Manila Water 2019 profit down 16% as penalties bite

Ralf Rivas
Manila Water 2019 profit down 16% as penalties bite
The water crisis of 2019 hits Manila Water hard. Can Enrique Razon turn the company around?

MANILA, Philippines – Manila Water’s net income dropped by 16% to P5.5 billion in 2019 from the P6.5 billion in 2018, mainly due to penalties incurred because of the water shortage and additional expenses to mitigate the supply problem’s impact.

The Ayala-led company’s costs and expenses soared by 22% to P9.8 billion, as it paid a P534-million penalty imposed by the Metropolitan Waterworks and Sewerage System last year.

Manila Water also implemented a one-time bill waiver program to help alleviate the inconvenience of customers affected by the water shortage.

Earnings from the Manila concession area declined by 22% to P5.1 billion. Manila Water’s subsidiaries outside the main concession area helped shore up the parent firm, with earnings soaring by 131% to P450 million.

While profits declined, operating revenues or money coming in from the company’s main business grew by 11% to P21.95 billion from P19.82 billion in 2018.

It said 75% of revenues came from its main business of selling water, while 16% came from environmental and sewer charges.

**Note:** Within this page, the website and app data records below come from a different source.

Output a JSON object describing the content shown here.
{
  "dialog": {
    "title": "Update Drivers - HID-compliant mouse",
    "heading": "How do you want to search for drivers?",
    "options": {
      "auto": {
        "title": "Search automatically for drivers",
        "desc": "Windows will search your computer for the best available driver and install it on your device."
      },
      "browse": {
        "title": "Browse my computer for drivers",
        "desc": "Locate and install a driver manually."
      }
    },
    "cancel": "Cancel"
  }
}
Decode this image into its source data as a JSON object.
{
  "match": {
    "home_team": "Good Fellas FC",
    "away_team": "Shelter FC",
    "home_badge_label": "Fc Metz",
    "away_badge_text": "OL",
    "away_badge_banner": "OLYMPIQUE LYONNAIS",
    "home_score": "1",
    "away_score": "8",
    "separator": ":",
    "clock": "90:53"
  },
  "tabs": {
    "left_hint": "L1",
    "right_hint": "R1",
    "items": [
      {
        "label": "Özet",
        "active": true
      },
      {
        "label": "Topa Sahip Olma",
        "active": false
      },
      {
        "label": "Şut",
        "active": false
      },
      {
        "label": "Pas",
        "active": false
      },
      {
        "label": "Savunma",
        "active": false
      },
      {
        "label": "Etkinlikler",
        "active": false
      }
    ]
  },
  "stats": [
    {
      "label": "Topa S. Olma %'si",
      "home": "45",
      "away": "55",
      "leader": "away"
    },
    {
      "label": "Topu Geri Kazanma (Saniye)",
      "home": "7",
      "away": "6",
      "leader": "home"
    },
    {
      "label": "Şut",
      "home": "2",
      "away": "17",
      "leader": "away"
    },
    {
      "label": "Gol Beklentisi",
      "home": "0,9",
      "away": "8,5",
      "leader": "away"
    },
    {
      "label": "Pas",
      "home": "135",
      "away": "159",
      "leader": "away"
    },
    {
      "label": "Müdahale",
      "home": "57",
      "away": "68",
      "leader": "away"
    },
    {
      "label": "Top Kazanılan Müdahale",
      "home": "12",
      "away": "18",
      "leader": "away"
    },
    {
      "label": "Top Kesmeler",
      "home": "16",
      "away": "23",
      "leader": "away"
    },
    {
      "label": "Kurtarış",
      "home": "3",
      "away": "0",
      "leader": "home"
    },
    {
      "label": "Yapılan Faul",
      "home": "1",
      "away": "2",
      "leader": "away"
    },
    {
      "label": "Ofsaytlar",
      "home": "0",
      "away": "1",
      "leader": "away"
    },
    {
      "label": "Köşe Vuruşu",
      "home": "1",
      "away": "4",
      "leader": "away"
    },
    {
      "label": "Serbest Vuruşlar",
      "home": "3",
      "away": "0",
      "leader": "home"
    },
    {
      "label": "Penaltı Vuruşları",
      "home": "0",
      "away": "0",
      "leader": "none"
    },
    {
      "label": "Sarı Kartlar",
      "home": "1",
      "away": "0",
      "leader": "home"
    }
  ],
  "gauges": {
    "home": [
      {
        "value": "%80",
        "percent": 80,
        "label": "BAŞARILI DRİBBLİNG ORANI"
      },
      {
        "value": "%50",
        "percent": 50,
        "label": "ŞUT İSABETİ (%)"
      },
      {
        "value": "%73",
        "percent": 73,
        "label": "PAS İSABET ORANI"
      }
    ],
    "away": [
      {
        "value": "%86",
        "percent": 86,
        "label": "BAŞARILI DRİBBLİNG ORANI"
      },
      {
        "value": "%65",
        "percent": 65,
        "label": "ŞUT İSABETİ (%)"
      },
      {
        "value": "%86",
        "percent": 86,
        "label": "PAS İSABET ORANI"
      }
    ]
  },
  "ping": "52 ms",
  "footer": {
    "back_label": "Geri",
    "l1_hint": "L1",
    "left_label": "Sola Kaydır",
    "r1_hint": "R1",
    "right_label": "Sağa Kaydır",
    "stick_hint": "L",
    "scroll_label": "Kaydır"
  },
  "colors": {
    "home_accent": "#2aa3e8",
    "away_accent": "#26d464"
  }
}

Other revenues came from supervision fees, connection fees, and septic sludge disposal, among others.

Manila Water spent a total of P12.6 billion for projects, 78% of which were spent to improve services for the Manila concession.

The Ayala-led company is set to get new leadership under ports and gaming tycoon Enrique Razon. (READ: Razon’s buy-in of Manila Water won’t stop contract review – DOJ)

Razon’s Prime Metroline Holdings and Manila Water signed a subscription agreement for the latter’s 820 million shares worth P10.7 billion, representing a 25% stake in the company.

Razon is aiming to get more shares held by the public after setting a tender offer worth P13 per share.

He is set to obtain 51% voting interest in Manila Water, while the Ayala group will get 31.6%. –

Ralf Rivas

A sociologist by heart, a journalist by profession. Ralf is Rappler's business reporter, covering macroeconomy, government finance, companies, and agriculture.